National Panel of Judges

The national panel of judges looks for bright ideas, solid research and testing, and teamwork when making their decisions. Judges have included nationally prominent scientists, journalists, teachers and community leaders who have worked with children. This year's panel included: Greg Hale—Vice President, Design and Engineering and Regulatory Compliance, Walt Disney World, Orlando, FL; Robert J. Glovitz—Chief Executive Officer, ADS Communications, Inc., Scottsdale, AZ; Dr. Maria Lombardo—Educational Consultant, Rockville, MD; M. Joyce Van Schaack—Executive Vice President, Van Schaack Designs, Laguna Niguel, CA; Rosalyn Queen Alonso—Former Chairman, Christopher Columbus Fellowship Foundation, Clarksburg, WV

Ten finalist teams won an all-expense-paid trip to the Walt Disney World® Resort, where they competed in the Christopher Columbus Awards' National Championship Week, June 20-26. Rewards included $36,000 in U.S. Savings Bonds for the top three national winners. In addition, the Hatfield team will bring home the $25,000 Columbus Foundation Community Grant to help bring its idea to life in the community. The finalists also attended the Christopher Columbus Academy, a custom-designed educational program. Conducted by scientists, engineers and educators, the program reveals the science and technology behind the thrills and excitement of Epcot® and the Animal Kingdom®.

For a complete list of finalists and their entries, visit www.christophercolumbusawards.com.

Positive Community Change

The Christopher Columbus Awards challenge teams of middle-school students to explore and discover opportunities for positive change in their communities using science and technology. Formerly known as the Bayer/NSF Award, the program is now in its seventh year and has attracted more than 12,000 students from diverse backgrounds all across the U.S. The program is sponsored by the Christopher Columbus Fellowship Foundation with cooperation from the National Science Foundation and it is endorsed by the National Middle School Association.

About the Christopher Columbus Fellowship Foundation

The Christopher Columbus Fellowship Foundation is an independent Federal government agency created by Congress in 1992 to encourage and support research, study and labor designed to produce new discoveries in all fields of endeavor for the benefit of mankind. The Foundation has established Frontiers of Discovery—Work in Process and Discover the Future programs that recognize "cutting edge" innovation, innovative ideas of America's youth and honor teachers. These programs include the Frank Annunzio Award, Homeland Security Awards, Christopher Columbus Awards, National Gallery for America's Young Inventors and the Freida J. Riley Teacher Award. Please visit the Foundation's website at www.columbusfdn.org for more information on the programs it supports.

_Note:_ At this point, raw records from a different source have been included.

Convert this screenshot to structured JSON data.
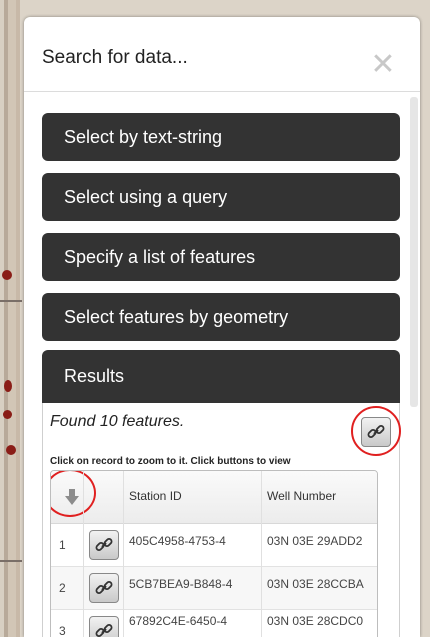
{
  "panel": {
    "title": "Search for data...",
    "close_icon": "close-icon"
  },
  "accordion": [
    {
      "label": "Select by text-string"
    },
    {
      "label": "Select using a query"
    },
    {
      "label": "Specify a list of features"
    },
    {
      "label": "Select features by geometry"
    }
  ],
  "results": {
    "header": "Results",
    "found_text": "Found 10 features.",
    "hint": "Click on record to zoom to it. Click buttons to view",
    "columns": [
      "Station ID",
      "Well Number"
    ],
    "rows": [
      {
        "index": "1",
        "station_id": "405C4958-4753-4",
        "well_number": "03N 03E 29ADD2"
      },
      {
        "index": "2",
        "station_id": "5CB7BEA9-B848-4",
        "well_number": "03N 03E 28CCBA"
      },
      {
        "index": "3",
        "station_id": "67892C4E-6450-4",
        "well_number": "03N 03E 28CDC0"
      }
    ]
  },
  "colors": {
    "accordion_bg": "#333333",
    "highlight": "#e02020"
  }
}
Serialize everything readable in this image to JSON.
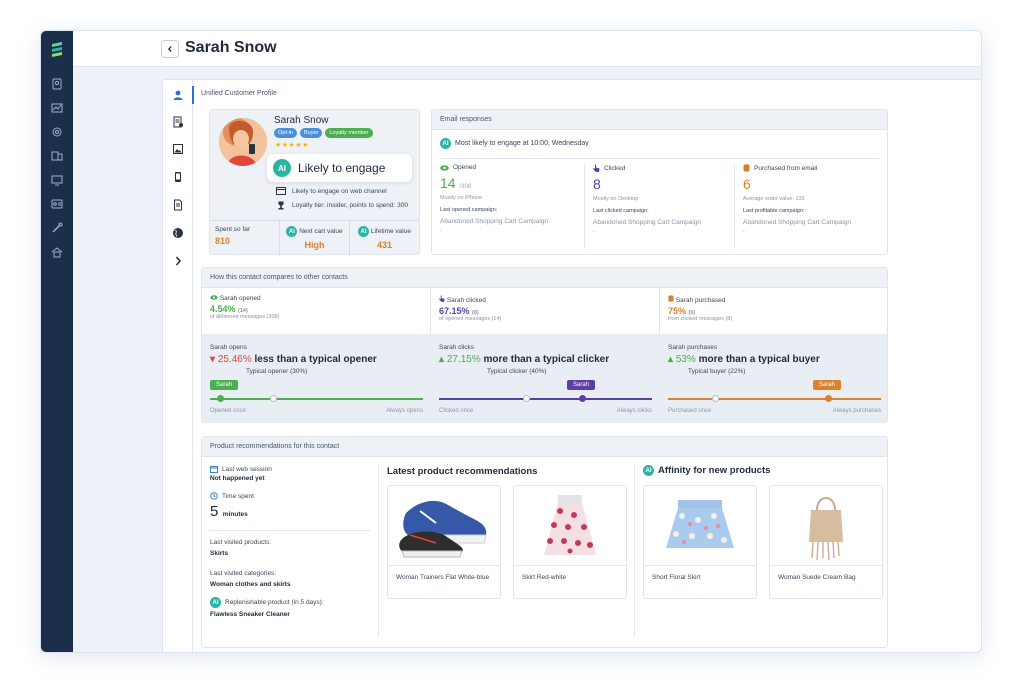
{
  "header": {
    "title": "Sarah Snow"
  },
  "rail": {
    "icons": [
      "logo-icon",
      "contacts-icon",
      "analytics-icon",
      "settings-icon",
      "campaigns-icon",
      "automation-icon",
      "audience-icon",
      "tools-icon",
      "home-icon"
    ]
  },
  "tabs": [
    "profile-icon",
    "details-icon",
    "image-icon",
    "mobile-icon",
    "document-icon",
    "globe-icon",
    "chevron-right-icon"
  ],
  "section_title": "Unified Customer Profile",
  "profile": {
    "name": "Sarah Snow",
    "badges": [
      {
        "label": "Opt-in",
        "color": "#4a90d9"
      },
      {
        "label": "Buyer",
        "color": "#4a90d9"
      },
      {
        "label": "Loyalty member",
        "color": "#4cae4f"
      }
    ],
    "stars": "★★★★★",
    "likely_label": "Likely to engage",
    "ai_label": "AI",
    "web_channel": "Likely to engage on web channel",
    "loyalty": "Loyalty tier: insider, points to spend: 300",
    "stats": [
      {
        "label": "Spent so far",
        "value": "810"
      },
      {
        "label": "Next cart value",
        "value": "High"
      },
      {
        "label": "Lifetime value",
        "value": "431"
      }
    ]
  },
  "email": {
    "title": "Email responses",
    "most_likely": "Most likely to engage at 10:00, Wednesday",
    "columns": [
      {
        "label": "Opened",
        "value": "14",
        "sub": "/308",
        "note": "Mostly on iPhone",
        "campaign_label": "Last opened campaign:",
        "campaign": "Abandoned Shopping Cart Campaign",
        "dash": "-",
        "color": "#4cae4f"
      },
      {
        "label": "Clicked",
        "value": "8",
        "sub": "",
        "note": "Mostly on Desktop",
        "campaign_label": "Last clicked campaign:",
        "campaign": "Abandoned Shopping Cart Campaign",
        "dash": "-",
        "color": "#5b3fa6"
      },
      {
        "label": "Purchased from email",
        "value": "6",
        "sub": "",
        "note": "Average order value: 135",
        "campaign_label": "Last profitable campaign:",
        "campaign": "Abandoned Shopping Cart Campaign",
        "dash": "-",
        "color": "#d9822b"
      }
    ]
  },
  "compare": {
    "title": "How this contact compares to other contacts",
    "rates": [
      {
        "label": "Sarah opened",
        "pct": "4.54%",
        "count": "(14)",
        "of": "of delivered messages (308)",
        "color": "#4cae4f"
      },
      {
        "label": "Sarah clicked",
        "pct": "67.15%",
        "count": "(8)",
        "of": "of opened messages (14)",
        "color": "#5b3fa6"
      },
      {
        "label": "Sarah purchased",
        "pct": "75%",
        "count": "(6)",
        "of": "from clicked messages (8)",
        "color": "#d9822b"
      }
    ],
    "bands": [
      {
        "title": "Sarah opens",
        "pct": "25.46%",
        "dir": "down",
        "text": "less than a typical opener",
        "typical": "Typical opener (30%)",
        "sarah_tag": "Sarah",
        "left": "Opened once",
        "right": "Always opens",
        "color": "#4cae4f",
        "sarah_pos": 0.03,
        "typical_pos": 0.3
      },
      {
        "title": "Sarah clicks",
        "pct": "27.15%",
        "dir": "up",
        "text": "more than a typical clicker",
        "typical": "Typical clicker (40%)",
        "sarah_tag": "Sarah",
        "left": "Clicked once",
        "right": "Always clicks",
        "color": "#5b3fa6",
        "sarah_pos": 0.67,
        "typical_pos": 0.4
      },
      {
        "title": "Sarah purchases",
        "pct": "53%",
        "dir": "up",
        "text": "more than a typical buyer",
        "typical": "Typical buyer (22%)",
        "sarah_tag": "Sarah",
        "left": "Purchased once",
        "right": "Always purchases",
        "color": "#d9822b",
        "sarah_pos": 0.75,
        "typical_pos": 0.22
      }
    ]
  },
  "recs": {
    "title": "Product recommendations for this contact",
    "last_session_label": "Last web session",
    "last_session_value": "Not happened yet",
    "time_spent_label": "Time spent",
    "time_spent_value": "5",
    "time_spent_unit": "minutes",
    "visited_products_label": "Last visited products:",
    "visited_products_value": "Skirts",
    "visited_categories_label": "Last visited categories:",
    "visited_categories_value": "Woman clothes and skirts",
    "replenish_label": "Replenishable product (in 5 days):",
    "replenish_value": "Flawless Sneaker Cleaner",
    "latest_title": "Latest product recommendations",
    "affinity_title": "Affinity for new products",
    "products": [
      {
        "name": "Woman Trainers Flat White-blue"
      },
      {
        "name": "Skirt Red-white"
      },
      {
        "name": "Short Floral Skirt"
      },
      {
        "name": "Woman Suede Cream Bag"
      }
    ]
  }
}
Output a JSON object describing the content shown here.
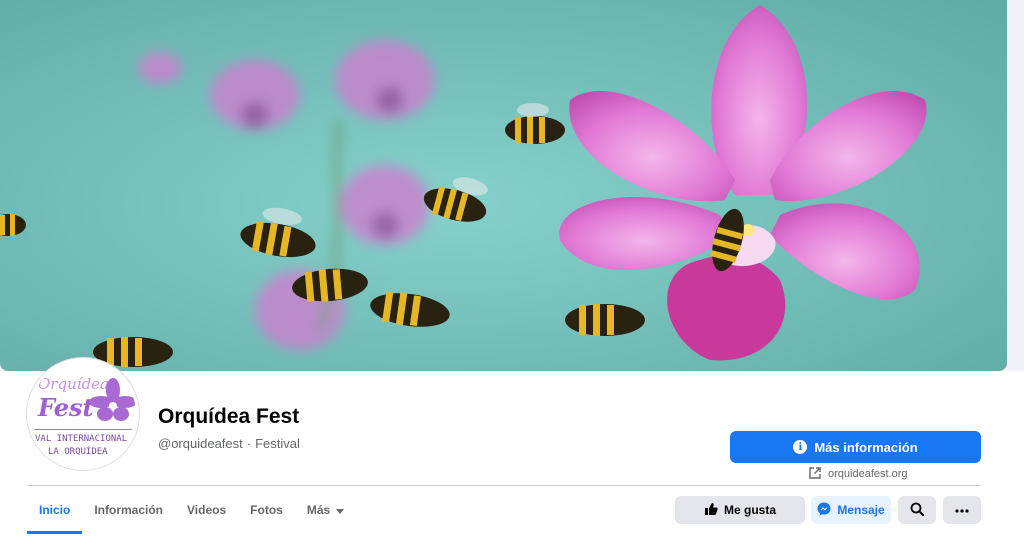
{
  "page": {
    "name": "Orquídea Fest",
    "handle": "@orquideafest",
    "category": "Festival",
    "separator": "·"
  },
  "avatar": {
    "logo_word_1": "Orquídea",
    "logo_word_2": "Fest",
    "logo_line_1": "VAL INTERNACIONAL D",
    "logo_line_2": "LA ORQUÍDEA"
  },
  "cta": {
    "primary_label": "Más información",
    "primary_icon": "info-icon",
    "website": "orquideafest.org",
    "website_icon": "external-link-icon"
  },
  "tabs": [
    {
      "label": "Inicio",
      "active": true
    },
    {
      "label": "Información",
      "active": false
    },
    {
      "label": "Videos",
      "active": false
    },
    {
      "label": "Fotos",
      "active": false
    },
    {
      "label": "Más",
      "active": false
    }
  ],
  "actions": {
    "like_label": "Me gusta",
    "like_icon": "thumbs-up-icon",
    "message_label": "Mensaje",
    "message_icon": "messenger-icon",
    "search_icon": "search-icon",
    "more_icon": "more-dots-icon"
  },
  "colors": {
    "accent": "#1877f2",
    "cover_bg": "#7cc6c0",
    "orchid": "#d65fc6",
    "logo_purple": "#a86ad2"
  }
}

For more information on the Christopher Columbus Awards, call 1-800-291-6020 or visit www.christophercolumbusawards.com.